Disney has once again tried to overhaul its retail strategy. The New York Times reports today that Disney has opened a new prototype store in California. Reporter Brooks Barnes explains the changes in the store format:
Quietly, like a mouse on tiptoe, Disney overhauled its retail store at the Northridge Fashion Center mall in late July. Out went the twisty Pixie Path aisles, the ornate displays, the green walls and the color-changing fiberglass trees. In came a movie-theater-size screen, a simplified floor plan, white walls and more items for fashion-conscious adults... The redesign makes Disney’s stores a bit more like Disney’s theme parks. For instance, daily parades at Disneyland in California and Walt Disney World in Florida will be streamed live to those colossal video screens. During the parades, store personnel will put out mats for shoppers to sit on and roll out souvenir carts stocked with cotton candy and light-up Mickey Mouse ears.

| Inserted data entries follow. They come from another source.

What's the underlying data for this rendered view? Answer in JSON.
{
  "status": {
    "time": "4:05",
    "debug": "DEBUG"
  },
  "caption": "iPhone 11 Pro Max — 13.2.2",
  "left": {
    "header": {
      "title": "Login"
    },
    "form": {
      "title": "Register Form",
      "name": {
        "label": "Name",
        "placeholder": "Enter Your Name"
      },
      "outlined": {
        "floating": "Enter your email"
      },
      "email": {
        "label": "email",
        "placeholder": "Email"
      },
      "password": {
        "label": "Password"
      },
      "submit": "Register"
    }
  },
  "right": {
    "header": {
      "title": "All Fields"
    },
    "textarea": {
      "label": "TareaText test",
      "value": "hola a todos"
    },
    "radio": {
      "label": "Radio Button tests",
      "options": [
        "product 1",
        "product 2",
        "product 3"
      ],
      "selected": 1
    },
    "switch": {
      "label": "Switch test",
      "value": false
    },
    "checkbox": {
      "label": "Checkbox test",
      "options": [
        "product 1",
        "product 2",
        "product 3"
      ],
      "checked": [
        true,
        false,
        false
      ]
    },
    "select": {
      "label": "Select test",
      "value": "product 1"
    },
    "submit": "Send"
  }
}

Of course, Disney tried to overhaul its retail stores seven years ago. Now they are trying again to reshape their retail strategy in the face of intense competition from online retailers, as well as major players such as Target and Wal-Mart. As with the prior revamp, I think Disney has to ask itself two fundamental questions:
1. Do the stores represent a sufficient experience that justifies customers making a special trip to the store, as opposed to buying elsewhere? Does that experience enhance customer's willingness to pay for its products? If they can't answer yes to those two questions, then they should reconsider this vertical integration strategy.

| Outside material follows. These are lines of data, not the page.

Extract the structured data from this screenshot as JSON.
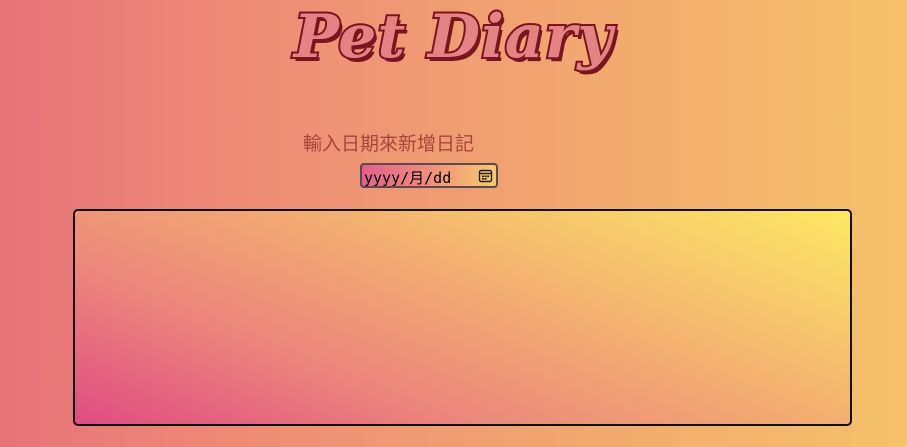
{
  "header": {
    "title": "Pet Diary"
  },
  "form": {
    "prompt_label": "輸入日期來新增日記",
    "date_input": {
      "placeholder_display": "yyyy/月/dd",
      "icon": "calendar-icon"
    }
  },
  "diary": {
    "entries": []
  },
  "colors": {
    "title_fill": "#e58283",
    "title_outline": "#7a1420",
    "prompt_text": "#a8453f",
    "background_left": "#e8737a",
    "background_right": "#f5c26a",
    "box_gradient_start": "#e04c82",
    "box_gradient_end": "#fde863"
  }
}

2. Should Disney have 300+ stores across the country, mostly in shopping malls? Or, should Disney consider slimming down the store count considerably, and opting for a "flagship store" strategy in major cities around the world?